As for the campaigns, well, they don't want to talk about it.
WOL: What is the most striking or shocking thing you've learned as a result of your foray into drug policy?
Gov. Johnson: Some of the people I have come up against in this, well, if they were king, I would have been strung up or shot or hanged. This virulent reaction has been the most shocking thing. I now have a sense of what the Salem witch hunts were about. And I'm the witch.
WOL: Once you leave office, what will you be doing and do you plan to continue your efforts to put drug policy reform on the political agenda?
Gov. Johnson: I will continue to work on the issue, although at this point I'm not sure just how. My horizon right now is the end of my term two years down the road.
The first thing I'm going to do, though, is climb Mt. Everest.

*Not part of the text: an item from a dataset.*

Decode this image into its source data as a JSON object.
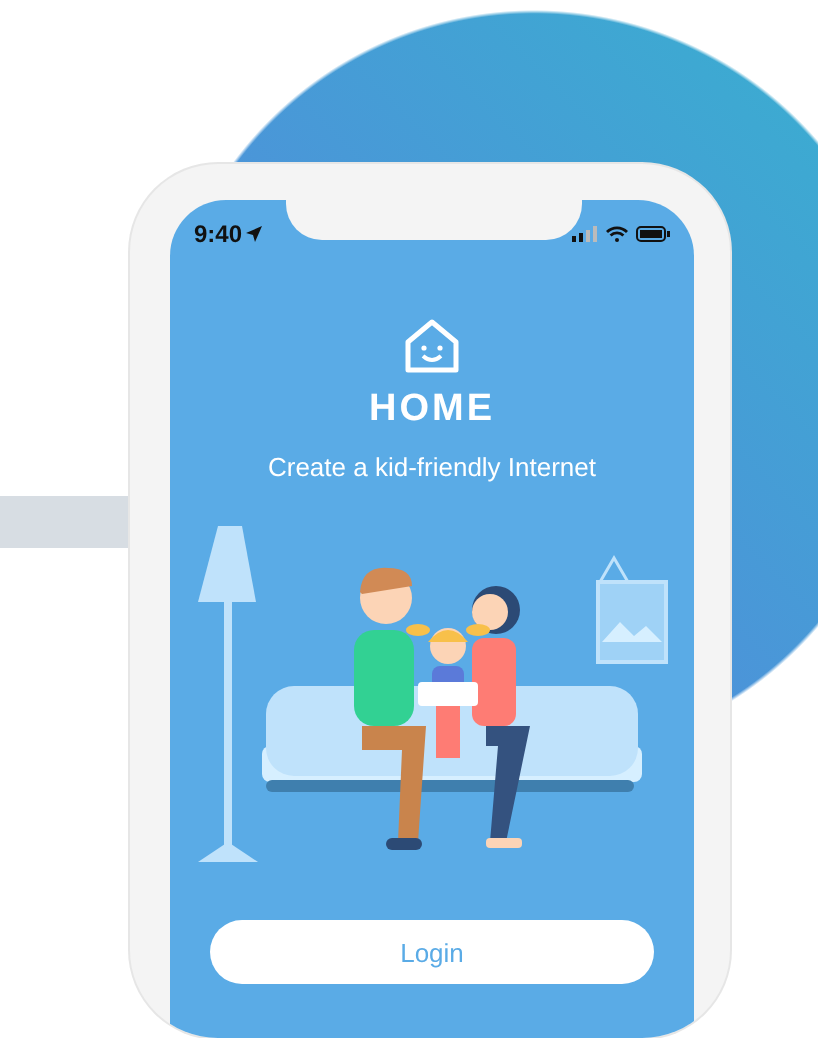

Gov. Johnson: Oh, yes. Before I was governor, I started and owned a construction company. I sold it a year ago, so I'm in the enviable position of not having to work. We have to ask ourselves what are our goals in life, and I say it is to be happy. For happiness, the bottom line is freedom. That's what it is about for me: life, liberty, the pursuit of freedom. I've charted my own course, I'll be a free individual.
(This article was prepared by StoptheDrugWar.org's lobbying arm, the Drug Reform Coordination Network, which also pays the cost of maintaining this web site. DRCNet Foundation takes no positions on candidates for public office, in compliance with section 501(c)(3) of the Internal Revenue Code, and does not pay for reporting that could be interpreted or misinterpreted as doing so.)